Dominion Energy announced it will start a pilot program putting two wind turbines off the coast of Virginia Beach, near Camp Pendleton.
NORFOLK, VA. – Officials are moving forward with plans to bring offshore wind energy to Virginia.
"These will be the only offshore wind turbines owned and operated by a utility company in the country," explained Dominion Energy CEO Thomas Farrell.
On Friday, Dominion Energy announced it will start a pilot program putting two turbines off the coast of Virginia Beach, near Camp Pendleton.
Farrell said, "It will be 27 miles offshore, and it won't be visible at all from the beach."
The project would be the second offshore wind development in the United States. Dominion Energy believes the area off Virginia’s coast is able to support about 300 wind turbines, which is enough to power 500,000 homes.
The company developing the turbines is Ørsted.
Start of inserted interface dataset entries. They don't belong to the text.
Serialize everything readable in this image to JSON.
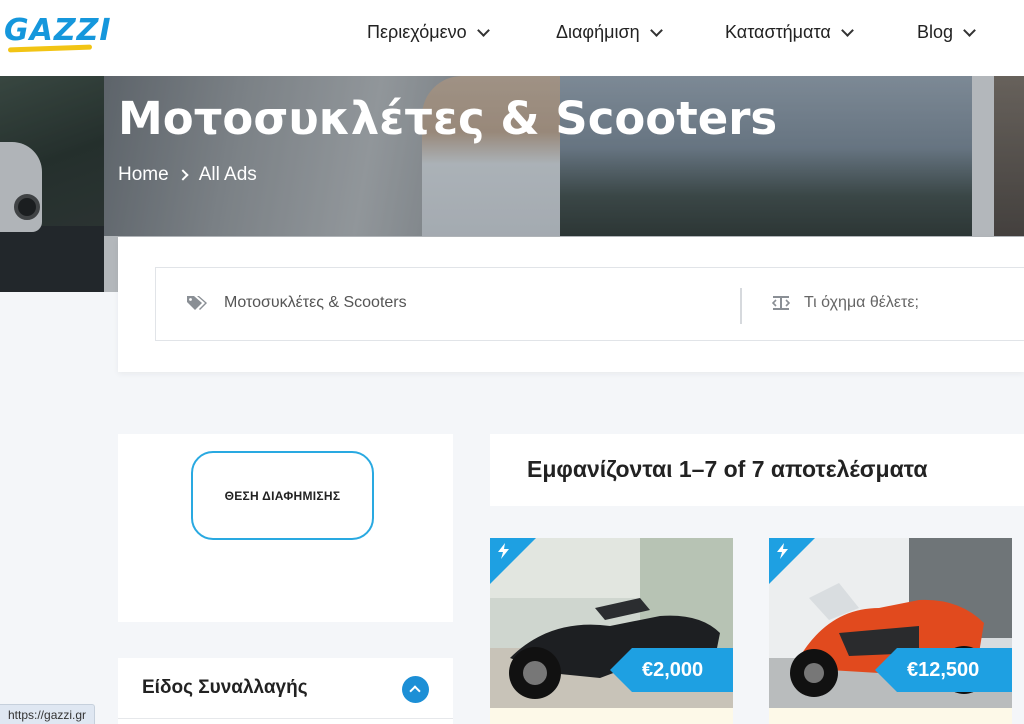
{
  "header": {
    "logo_text": "GAZZI",
    "nav": [
      {
        "label": "Περιεχόμενο"
      },
      {
        "label": "Διαφήμιση"
      },
      {
        "label": "Καταστήματα"
      },
      {
        "label": "Blog"
      }
    ]
  },
  "hero": {
    "title": "Μοτοσυκλέτες & Scooters",
    "breadcrumb": [
      "Home",
      "All Ads"
    ]
  },
  "search": {
    "category_value": "Μοτοσυκλέτες & Scooters",
    "vehicle_placeholder": "Τι όχημα θέλετε;"
  },
  "sidebar": {
    "ad_button_label": "ΘΕΣΗ ΔΙΑΦΗΜΙΣΗΣ",
    "filter_title": "Είδος Συναλλαγής"
  },
  "results": {
    "count_text": "Εμφανίζονται 1–7 of 7 αποτελέσματα",
    "listings": [
      {
        "price": "€2,000",
        "featured": true
      },
      {
        "price": "€12,500",
        "featured": true
      }
    ]
  },
  "status_bar": {
    "url": "https://gazzi.gr"
  },
  "colors": {
    "accent": "#1ea0e2",
    "logo_blue": "#1597dc",
    "logo_yellow": "#f2c414",
    "page_bg": "#f4f6f9"
  }
}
Ørsted is a premier offshore wind power developer with over 1,000 offshore wind turbines installed and operating around the world.
"Ørsted is the energy supplier in Europe that has come the farthest in the transition to renewable energy, and we are excited to bring our expertise to Virginia," said Thomas Brostrøm, Ørsted's North American President.
"This project will provide us vital experience in constructing an offshore wind project in the United States and serve as a stepping stone to a larger commercial-scale partnership between our companies in the future. We see the tremendous potential in the Mid-Atlantic for emission-free, renewable wind generation and we are excited to help the Commonwealth in reaping the benefits of wind power."
Before crews start construction, a ship needs to look at what's underneath the waves. It will head out to the site on August 6th and the survey will take about 4-6 weeks.
Gov. Ralph Northam said, "There's an amazing amount of technology on there. Sonar devices so they can map the bottom, look for marine life. They pretty much have it all."
Governor Northam said he was impressed with the ship's abilities. He said this project is huge for Virginia.
Northam said, "It provides jobs. We are 4th in the country in which to do business so everything we do is centered about the economy and promotion of jobs, so this is a good step."
While officially a demonstration project, it would be the first constructed in federal waters through the Bureau of Ocean Energy Management's approval process. It will be the nation's second commercial-scale offshore installation, following one off the coast of Block Island, RI, operational since 2015.
The $300 million project will be funded through existing base rates, enabled by the Grid Transformation & Security Act. Contingent on various regulatory approvals, onshore construction would start in 2019, followed by turbine installation and operation in 2020.
In July 2018, the Grid Transformation & Security Act became law, declaring offshore wind to be in the public interest. Passed overwhelmingly by the Virginia General Assembly, the comprehensive energy reform legislation paves the way for a smarter, stronger and greener energy grid.
The two turbines will be installed by December 2020. If all goes according to plan, Dominion will build about 200 turbines in the next ten years.